Don't get me wrong, I enjoy biographies and history! I think I am concerned about the invasion of the person. Unless a writer specifically aims his arrow at a person by making them into a badly-disguised character, which we all know has happened! - I think that people are entitled to their privacy. I really enjoyed Josephine Tey's most famous work, The Daughter of Time, but I'm not sure I like her as the star of a mystery series she isn't writing herself. It's the continued line of blurring of reality that James Frey laid wide open with his biography that turned out to be a little bit untrue. Somehow, Kay says, we are left with almost no privacy at all. I would add, we don't know what is true any more, not really, not if we are putting words and ideas in people who were alive once, ideas they never would have had. And to be honest, this is the reason why I haven't picked up Laurie King's reworking of Sherlock Holmes with Mary Russell. I read most of Sherlock Holmes while a teenager, and I must have imbibed a sense that Sherlock Holmes was wary around women, and didn't think of them as equals. I have tried to imagine Sherlock Holmes sparring with a woman, and while I can see the appeal - he is so darned intelligent, and wouldn't we love to be the woman who is intelligent enough for him? - I don't see him as ever in domestic bliss. I can't read the Mary Russell series (even though I really like anything else Laurie King has written!) because she has changed a literary figure into something he's not. She may have made it better, but that wasn't how Doyle originally wrote him, and so he had something different in mind. I can't help asking, why didn't Ms King make a character similar to Sherlock, invent a male character that was better than Sherlock?
So what right do writers have to change other works, and what right do they have to use real people in fictionalize works where their words and actions are not real?
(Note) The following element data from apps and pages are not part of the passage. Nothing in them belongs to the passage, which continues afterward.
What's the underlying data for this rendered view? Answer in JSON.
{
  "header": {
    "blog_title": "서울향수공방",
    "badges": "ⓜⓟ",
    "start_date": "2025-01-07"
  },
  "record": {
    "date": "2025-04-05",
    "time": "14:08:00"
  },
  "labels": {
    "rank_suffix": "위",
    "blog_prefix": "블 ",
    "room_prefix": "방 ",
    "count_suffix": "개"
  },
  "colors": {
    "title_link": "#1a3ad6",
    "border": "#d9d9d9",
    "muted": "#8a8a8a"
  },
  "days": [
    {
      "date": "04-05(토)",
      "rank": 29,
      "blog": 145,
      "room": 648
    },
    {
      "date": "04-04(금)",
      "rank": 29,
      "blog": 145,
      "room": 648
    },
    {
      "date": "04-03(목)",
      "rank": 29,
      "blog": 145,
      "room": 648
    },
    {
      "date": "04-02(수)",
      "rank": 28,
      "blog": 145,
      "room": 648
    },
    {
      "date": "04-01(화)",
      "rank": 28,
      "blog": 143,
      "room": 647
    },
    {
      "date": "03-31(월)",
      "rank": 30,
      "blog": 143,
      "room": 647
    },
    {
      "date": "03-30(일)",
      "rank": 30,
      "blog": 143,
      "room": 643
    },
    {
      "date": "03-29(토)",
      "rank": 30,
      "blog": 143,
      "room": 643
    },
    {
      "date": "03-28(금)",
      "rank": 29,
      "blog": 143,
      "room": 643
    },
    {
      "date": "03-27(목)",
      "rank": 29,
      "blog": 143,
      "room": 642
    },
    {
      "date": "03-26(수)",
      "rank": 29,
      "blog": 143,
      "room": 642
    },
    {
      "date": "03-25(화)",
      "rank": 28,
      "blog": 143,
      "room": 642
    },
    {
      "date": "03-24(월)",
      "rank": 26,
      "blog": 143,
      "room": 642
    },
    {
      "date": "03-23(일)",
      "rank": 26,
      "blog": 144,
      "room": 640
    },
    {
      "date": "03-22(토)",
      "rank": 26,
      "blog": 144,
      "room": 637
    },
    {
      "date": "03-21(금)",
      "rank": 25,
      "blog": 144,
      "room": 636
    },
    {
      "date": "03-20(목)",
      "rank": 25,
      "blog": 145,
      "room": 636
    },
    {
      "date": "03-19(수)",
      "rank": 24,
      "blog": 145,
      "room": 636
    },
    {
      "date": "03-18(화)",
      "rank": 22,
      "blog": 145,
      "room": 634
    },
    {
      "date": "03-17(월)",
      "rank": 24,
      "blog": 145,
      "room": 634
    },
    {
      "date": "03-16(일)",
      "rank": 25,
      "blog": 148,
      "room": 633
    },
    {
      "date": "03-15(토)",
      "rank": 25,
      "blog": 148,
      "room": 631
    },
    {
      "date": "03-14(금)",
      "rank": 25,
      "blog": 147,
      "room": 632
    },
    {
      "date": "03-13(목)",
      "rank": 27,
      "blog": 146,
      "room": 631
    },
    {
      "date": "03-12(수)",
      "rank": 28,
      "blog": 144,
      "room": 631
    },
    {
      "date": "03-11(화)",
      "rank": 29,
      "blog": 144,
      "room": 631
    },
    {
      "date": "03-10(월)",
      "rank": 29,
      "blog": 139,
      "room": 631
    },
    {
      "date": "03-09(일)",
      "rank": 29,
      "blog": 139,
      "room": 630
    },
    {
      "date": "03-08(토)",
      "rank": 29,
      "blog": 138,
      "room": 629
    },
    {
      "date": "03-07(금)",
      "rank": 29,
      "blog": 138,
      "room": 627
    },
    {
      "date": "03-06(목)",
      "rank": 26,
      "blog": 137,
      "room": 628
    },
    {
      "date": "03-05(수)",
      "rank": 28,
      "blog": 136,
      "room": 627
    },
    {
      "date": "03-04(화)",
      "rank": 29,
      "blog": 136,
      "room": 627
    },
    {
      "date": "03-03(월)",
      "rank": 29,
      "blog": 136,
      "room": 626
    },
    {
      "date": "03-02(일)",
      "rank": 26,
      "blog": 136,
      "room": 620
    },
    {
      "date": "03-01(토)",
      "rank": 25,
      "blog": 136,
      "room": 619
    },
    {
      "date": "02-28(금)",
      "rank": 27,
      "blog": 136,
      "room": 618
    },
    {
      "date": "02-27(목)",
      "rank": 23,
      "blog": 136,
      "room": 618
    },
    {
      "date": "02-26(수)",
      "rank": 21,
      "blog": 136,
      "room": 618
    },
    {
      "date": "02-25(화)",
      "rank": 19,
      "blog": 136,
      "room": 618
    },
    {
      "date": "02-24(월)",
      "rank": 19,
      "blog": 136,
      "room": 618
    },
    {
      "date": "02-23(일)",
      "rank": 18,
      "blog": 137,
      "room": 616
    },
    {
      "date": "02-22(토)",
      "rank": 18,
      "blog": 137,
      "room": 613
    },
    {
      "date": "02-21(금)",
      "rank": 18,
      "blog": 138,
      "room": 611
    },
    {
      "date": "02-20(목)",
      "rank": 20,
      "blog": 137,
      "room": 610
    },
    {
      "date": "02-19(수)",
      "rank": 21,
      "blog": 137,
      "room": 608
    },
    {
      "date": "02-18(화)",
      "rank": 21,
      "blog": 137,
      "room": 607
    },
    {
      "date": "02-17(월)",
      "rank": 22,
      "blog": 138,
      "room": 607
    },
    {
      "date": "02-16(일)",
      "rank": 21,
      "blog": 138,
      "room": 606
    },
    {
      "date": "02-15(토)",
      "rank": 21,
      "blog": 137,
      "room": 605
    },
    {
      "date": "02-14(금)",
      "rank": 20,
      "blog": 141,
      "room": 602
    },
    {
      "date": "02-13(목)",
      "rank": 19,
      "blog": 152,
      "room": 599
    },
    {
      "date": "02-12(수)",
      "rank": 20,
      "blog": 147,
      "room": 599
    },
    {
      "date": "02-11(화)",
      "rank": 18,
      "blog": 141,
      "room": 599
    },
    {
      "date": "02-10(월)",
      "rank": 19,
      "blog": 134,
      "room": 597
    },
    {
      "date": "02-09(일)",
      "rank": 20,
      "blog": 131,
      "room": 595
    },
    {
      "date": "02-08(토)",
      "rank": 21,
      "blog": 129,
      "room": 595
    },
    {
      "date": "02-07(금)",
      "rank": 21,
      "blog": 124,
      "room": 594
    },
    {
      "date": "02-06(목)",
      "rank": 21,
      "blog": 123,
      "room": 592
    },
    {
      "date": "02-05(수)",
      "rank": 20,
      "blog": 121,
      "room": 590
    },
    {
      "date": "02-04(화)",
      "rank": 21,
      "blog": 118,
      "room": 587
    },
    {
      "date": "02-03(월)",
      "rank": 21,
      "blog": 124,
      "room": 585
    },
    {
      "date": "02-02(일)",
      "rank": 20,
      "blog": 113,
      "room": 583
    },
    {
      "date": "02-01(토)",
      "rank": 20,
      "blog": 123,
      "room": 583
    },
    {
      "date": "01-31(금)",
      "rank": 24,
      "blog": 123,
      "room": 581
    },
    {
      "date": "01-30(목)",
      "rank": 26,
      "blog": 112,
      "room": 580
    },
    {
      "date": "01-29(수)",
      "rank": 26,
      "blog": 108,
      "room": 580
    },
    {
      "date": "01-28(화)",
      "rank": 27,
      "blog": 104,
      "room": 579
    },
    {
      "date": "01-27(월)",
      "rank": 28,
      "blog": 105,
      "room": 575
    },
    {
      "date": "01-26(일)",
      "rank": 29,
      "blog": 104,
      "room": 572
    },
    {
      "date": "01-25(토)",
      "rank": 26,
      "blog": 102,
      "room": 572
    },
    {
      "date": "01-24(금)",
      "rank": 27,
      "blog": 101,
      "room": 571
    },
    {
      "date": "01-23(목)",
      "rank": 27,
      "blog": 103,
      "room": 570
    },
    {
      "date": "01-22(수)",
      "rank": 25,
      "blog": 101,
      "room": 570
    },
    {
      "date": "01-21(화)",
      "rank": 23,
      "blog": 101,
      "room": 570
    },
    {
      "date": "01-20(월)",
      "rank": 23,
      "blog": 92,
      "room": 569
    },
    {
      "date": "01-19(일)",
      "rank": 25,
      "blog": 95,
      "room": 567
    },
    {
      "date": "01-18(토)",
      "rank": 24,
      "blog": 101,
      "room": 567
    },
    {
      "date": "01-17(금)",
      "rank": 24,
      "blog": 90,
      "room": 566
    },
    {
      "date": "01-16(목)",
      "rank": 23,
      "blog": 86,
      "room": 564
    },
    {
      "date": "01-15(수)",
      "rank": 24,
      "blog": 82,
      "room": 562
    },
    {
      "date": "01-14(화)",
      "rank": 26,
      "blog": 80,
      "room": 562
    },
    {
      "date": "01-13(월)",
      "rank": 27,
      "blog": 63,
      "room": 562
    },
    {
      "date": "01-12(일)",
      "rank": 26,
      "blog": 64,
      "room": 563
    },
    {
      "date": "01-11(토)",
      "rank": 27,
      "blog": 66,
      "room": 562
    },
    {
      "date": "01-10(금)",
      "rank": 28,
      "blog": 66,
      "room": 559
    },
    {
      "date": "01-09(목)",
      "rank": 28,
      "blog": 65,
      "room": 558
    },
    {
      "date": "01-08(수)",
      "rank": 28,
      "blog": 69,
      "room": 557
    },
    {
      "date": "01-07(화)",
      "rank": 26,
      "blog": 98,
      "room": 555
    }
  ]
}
Let me know if you have any thoughts, or if you care - I'm curious, and very interested to see if I am the only one (well, other than Mr Kay!) who does think it's important. (Sorry here to Bride, who really likes what Upson has done to the real-life people Josephine Tey and her friend Archie Penrose in the series!!!) See? It's not an easy topic, and no one will agree completely, but I'd really like to know if it's important to you or not, dear Gentle Reader.
I hope you have a happy Friday with a good book!